_MATERIAL FOR THIS TASK:_
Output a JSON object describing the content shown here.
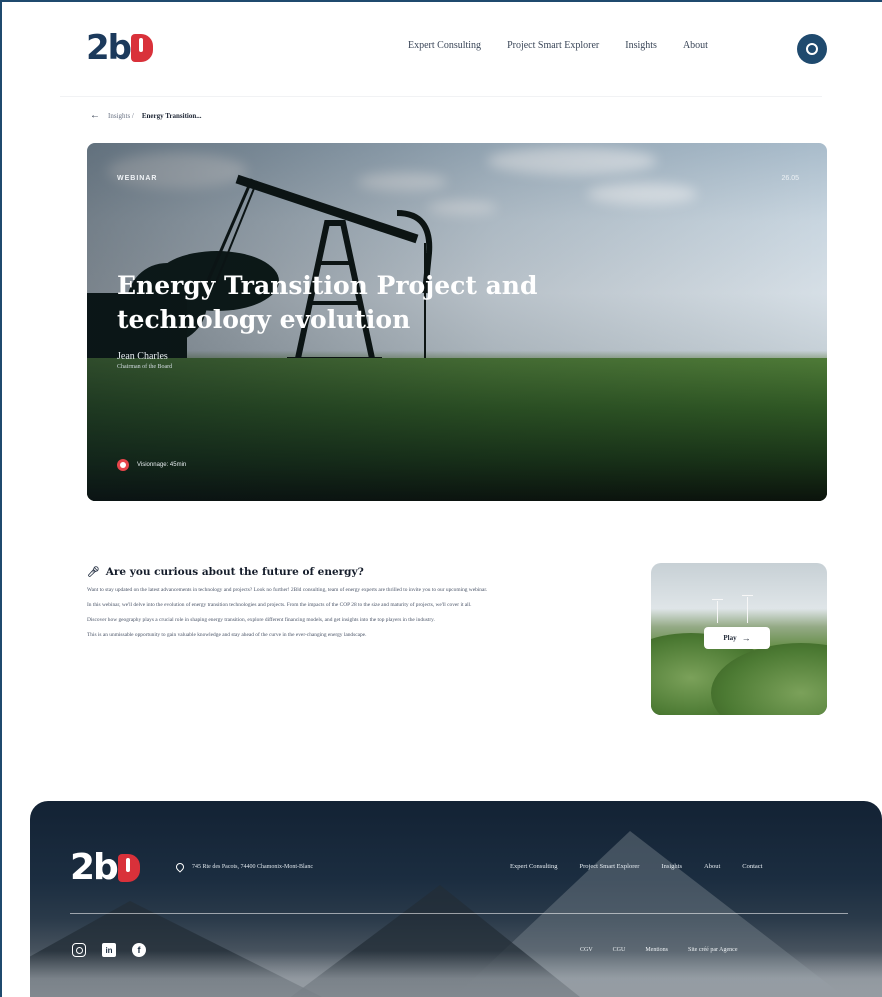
{
  "header": {
    "logo_text": "2b",
    "nav": [
      "Expert Consulting",
      "Project Smart Explorer",
      "Insights",
      "About"
    ]
  },
  "breadcrumb": {
    "back_icon": "arrow-left-icon",
    "parent": "Insights /",
    "current": "Energy Transition..."
  },
  "hero": {
    "tag": "WEBINAR",
    "date": "26.05",
    "title": "Energy Transition Project and technology evolution",
    "speaker_name": "Jean Charles",
    "speaker_role": "Chairman of the Board",
    "duration": "Visionnage: 45min"
  },
  "content": {
    "heading_icon": "microphone-icon",
    "heading": "Are you curious about the future of energy?",
    "paragraphs": [
      "Want to stay updated on the latest advancements in technology and projects? Look no further! 2Bld consulting, team of energy experts are thrilled to invite you to our upcoming webinar.",
      "In this webinar, we'll delve into the evolution of energy transition technologies and projects. From the impacts of the COP 28 to the size and maturity of projects, we'll cover it all.",
      "Discover how geography plays a crucial role in shaping energy transition, explore different financing models, and get insights into the top players in the industry.",
      "This is an unmissable opportunity to gain valuable knowledge and stay ahead of the curve in the ever-changing energy landscape."
    ],
    "video_button": "Play"
  },
  "footer": {
    "logo_text": "2b",
    "address": "745 Rte des Pacots, 74400 Chamonix-Mont-Blanc",
    "nav": [
      "Expert Consulting",
      "Project Smart Explorer",
      "Insights",
      "About",
      "Contact"
    ],
    "legal": [
      "CGV",
      "CGU",
      "Mentions",
      "Site créé par Agence"
    ],
    "socials": [
      "instagram-icon",
      "linkedin-icon",
      "facebook-icon"
    ]
  },
  "colors": {
    "brand_navy": "#1f4a6e",
    "brand_red": "#d9313a"
  }
}
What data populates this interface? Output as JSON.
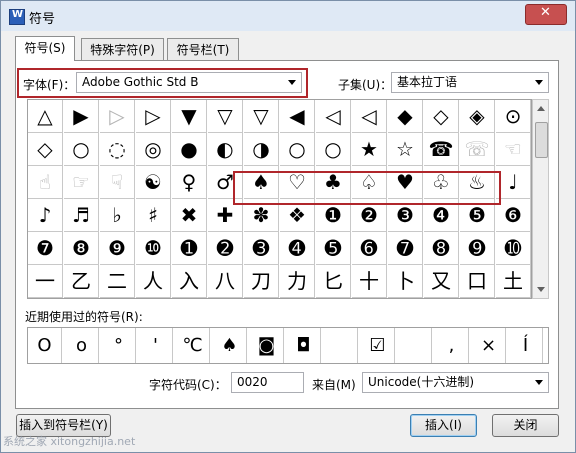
{
  "window": {
    "title": "符号",
    "app_icon_letter": "W"
  },
  "tabs": [
    {
      "label": "符号(S)",
      "active": true
    },
    {
      "label": "特殊字符(P)",
      "active": false
    },
    {
      "label": "符号栏(T)",
      "active": false
    }
  ],
  "font": {
    "label": "字体(F)：",
    "value": "Adobe Gothic Std B"
  },
  "subset": {
    "label": "子集(U)：",
    "value": "基本拉丁语"
  },
  "symbol_grid": [
    [
      "△",
      "▶",
      "▷",
      "▷",
      "▼",
      "▽",
      "▽",
      "◀",
      "◁",
      "◁",
      "◆",
      "◇",
      "◈",
      "⊙"
    ],
    [
      "◇",
      "○",
      "◌",
      "◎",
      "●",
      "◐",
      "◑",
      "○",
      "○",
      "★",
      "☆",
      "☎",
      "☏",
      "☜"
    ],
    [
      "☝",
      "☞",
      "☟",
      "☯",
      "♀",
      "♂",
      "♠",
      "♡",
      "♣",
      "♤",
      "♥",
      "♧",
      "♨",
      "♩"
    ],
    [
      "♪",
      "♬",
      "♭",
      "♯",
      "✖",
      "✚",
      "✽",
      "❖",
      "❶",
      "❷",
      "❸",
      "❹",
      "❺",
      "❻"
    ],
    [
      "❼",
      "❽",
      "❾",
      "❿",
      "➊",
      "➋",
      "➌",
      "➍",
      "➎",
      "➏",
      "➐",
      "➑",
      "➒",
      "➓"
    ],
    [
      "一",
      "乙",
      "二",
      "人",
      "入",
      "八",
      "刀",
      "力",
      "匕",
      "十",
      "卜",
      "又",
      "口",
      "土"
    ]
  ],
  "recent": {
    "label": "近期使用过的符号(R):",
    "items": [
      "O",
      "o",
      "°",
      "'",
      "℃",
      "♠",
      "◙",
      "◘",
      "",
      "☑",
      "",
      ",",
      "×",
      "Í"
    ]
  },
  "char_code": {
    "label": "字符代码(C)：",
    "value": "0020"
  },
  "from": {
    "label": "来自(M)",
    "value": "Unicode(十六进制)"
  },
  "buttons": {
    "insert_to_bar": "插入到符号栏(Y)",
    "insert": "插入(I)",
    "close": "关闭"
  },
  "close_glyph": "✕",
  "watermark": "系统之家 xitongzhijia.net"
}
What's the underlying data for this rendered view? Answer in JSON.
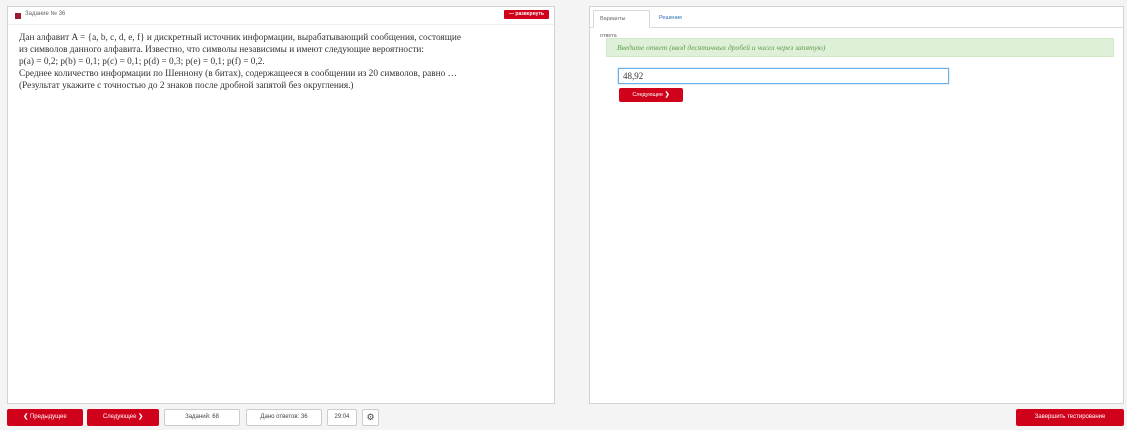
{
  "task": {
    "title": "Задание № 36",
    "collapse_label": "— развернуть",
    "lines": [
      "Дан алфавит A = {a, b, c, d, e, f} и дискретный источник информации, вырабатывающий сообщения, состоящие",
      "из символов данного алфавита. Известно, что символы независимы и имеют следующие вероятности:",
      "p(a) = 0,2; p(b) = 0,1; p(c) = 0,1; p(d) = 0,3; p(e) = 0,1; p(f) = 0,2.",
      "Среднее количество информации по Шеннону (в битах), содержащееся в сообщении из 20 символов, равно …",
      "(Результат укажите с точностью до 2 знаков после дробной запятой без округления.)"
    ]
  },
  "answer": {
    "tabs": [
      "Варианты ответа",
      "Решение"
    ],
    "hint": "Введите ответ (ввод десятичных дробей и чисел через запятую)",
    "input_value": "48,92",
    "next_label": "Следующее"
  },
  "footer": {
    "prev_label": "Предыдущее",
    "next_label": "Следующее",
    "tasks_count": "Заданий: 68",
    "answered_count": "Дано ответов: 36",
    "timer": "29:04",
    "finish_label": "Завершить тестирование"
  }
}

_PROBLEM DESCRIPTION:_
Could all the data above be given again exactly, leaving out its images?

_ANSWER TO THE PROBLEM:_
Output a JSON object describing the content shown here.
{
  "header": {
    "logo_text": "2b",
    "nav": [
      "Expert Consulting",
      "Project Smart Explorer",
      "Insights",
      "About"
    ]
  },
  "breadcrumb": {
    "back_icon": "arrow-left-icon",
    "parent": "Insights /",
    "current": "Energy Transition..."
  },
  "hero": {
    "tag": "WEBINAR",
    "date": "26.05",
    "title": "Energy Transition Project and technology evolution",
    "speaker_name": "Jean Charles",
    "speaker_role": "Chairman of the Board",
    "duration": "Visionnage: 45min"
  },
  "content": {
    "heading_icon": "microphone-icon",
    "heading": "Are you curious about the future of energy?",
    "paragraphs": [
      "Want to stay updated on the latest advancements in technology and projects? Look no further! 2Bld consulting, team of energy experts are thrilled to invite you to our upcoming webinar.",
      "In this webinar, we'll delve into the evolution of energy transition technologies and projects. From the impacts of the COP 28 to the size and maturity of projects, we'll cover it all.",
      "Discover how geography plays a crucial role in shaping energy transition, explore different financing models, and get insights into the top players in the industry.",
      "This is an unmissable opportunity to gain valuable knowledge and stay ahead of the curve in the ever-changing energy landscape."
    ],
    "video_button": "Play"
  },
  "footer": {
    "logo_text": "2b",
    "address": "745 Rte des Pacots, 74400 Chamonix-Mont-Blanc",
    "nav": [
      "Expert Consulting",
      "Project Smart Explorer",
      "Insights",
      "About",
      "Contact"
    ],
    "legal": [
      "CGV",
      "CGU",
      "Mentions",
      "Site créé par Agence"
    ],
    "socials": [
      "instagram-icon",
      "linkedin-icon",
      "facebook-icon"
    ]
  },
  "colors": {
    "brand_navy": "#1f4a6e",
    "brand_red": "#d9313a"
  }
}
What data populates this interface? Output as JSON.
{
  "window": {
    "title": "符号",
    "app_icon_letter": "W"
  },
  "tabs": [
    {
      "label": "符号(S)",
      "active": true
    },
    {
      "label": "特殊字符(P)",
      "active": false
    },
    {
      "label": "符号栏(T)",
      "active": false
    }
  ],
  "font": {
    "label": "字体(F)：",
    "value": "Adobe Gothic Std B"
  },
  "subset": {
    "label": "子集(U)：",
    "value": "基本拉丁语"
  },
  "symbol_grid": [
    [
      "△",
      "▶",
      "▷",
      "▷",
      "▼",
      "▽",
      "▽",
      "◀",
      "◁",
      "◁",
      "◆",
      "◇",
      "◈",
      "⊙"
    ],
    [
      "◇",
      "○",
      "◌",
      "◎",
      "●",
      "◐",
      "◑",
      "○",
      "○",
      "★",
      "☆",
      "☎",
      "☏",
      "☜"
    ],
    [
      "☝",
      "☞",
      "☟",
      "☯",
      "♀",
      "♂",
      "♠",
      "♡",
      "♣",
      "♤",
      "♥",
      "♧",
      "♨",
      "♩"
    ],
    [
      "♪",
      "♬",
      "♭",
      "♯",
      "✖",
      "✚",
      "✽",
      "❖",
      "❶",
      "❷",
      "❸",
      "❹",
      "❺",
      "❻"
    ],
    [
      "❼",
      "❽",
      "❾",
      "❿",
      "➊",
      "➋",
      "➌",
      "➍",
      "➎",
      "➏",
      "➐",
      "➑",
      "➒",
      "➓"
    ],
    [
      "一",
      "乙",
      "二",
      "人",
      "入",
      "八",
      "刀",
      "力",
      "匕",
      "十",
      "卜",
      "又",
      "口",
      "土"
    ]
  ],
  "recent": {
    "label": "近期使用过的符号(R):",
    "items": [
      "O",
      "o",
      "°",
      "'",
      "℃",
      "♠",
      "◙",
      "◘",
      "",
      "☑",
      "",
      ",",
      "×",
      "Í"
    ]
  },
  "char_code": {
    "label": "字符代码(C)：",
    "value": "0020"
  },
  "from": {
    "label": "来自(M)",
    "value": "Unicode(十六进制)"
  },
  "buttons": {
    "insert_to_bar": "插入到符号栏(Y)",
    "insert": "插入(I)",
    "close": "关闭"
  },
  "close_glyph": "✕",
  "watermark": "系统之家 xitongzhijia.net"
}
What's the underlying data for this rendered view? Answer in JSON.
{
  "task": {
    "title": "Задание № 36",
    "collapse_label": "— развернуть",
    "lines": [
      "Дан алфавит A = {a, b, c, d, e, f} и дискретный источник информации, вырабатывающий сообщения, состоящие",
      "из символов данного алфавита. Известно, что символы независимы и имеют следующие вероятности:",
      "p(a) = 0,2; p(b) = 0,1; p(c) = 0,1; p(d) = 0,3; p(e) = 0,1; p(f) = 0,2.",
      "Среднее количество информации по Шеннону (в битах), содержащееся в сообщении из 20 символов, равно …",
      "(Результат укажите с точностью до 2 знаков после дробной запятой без округления.)"
    ]
  },
  "answer": {
    "tabs": [
      "Варианты ответа",
      "Решение"
    ],
    "hint": "Введите ответ (ввод десятичных дробей и чисел через запятую)",
    "input_value": "48,92",
    "next_label": "Следующее"
  },
  "footer": {
    "prev_label": "Предыдущее",
    "next_label": "Следующее",
    "tasks_count": "Заданий: 68",
    "answered_count": "Дано ответов: 36",
    "timer": "29:04",
    "finish_label": "Завершить тестирование"
  }
}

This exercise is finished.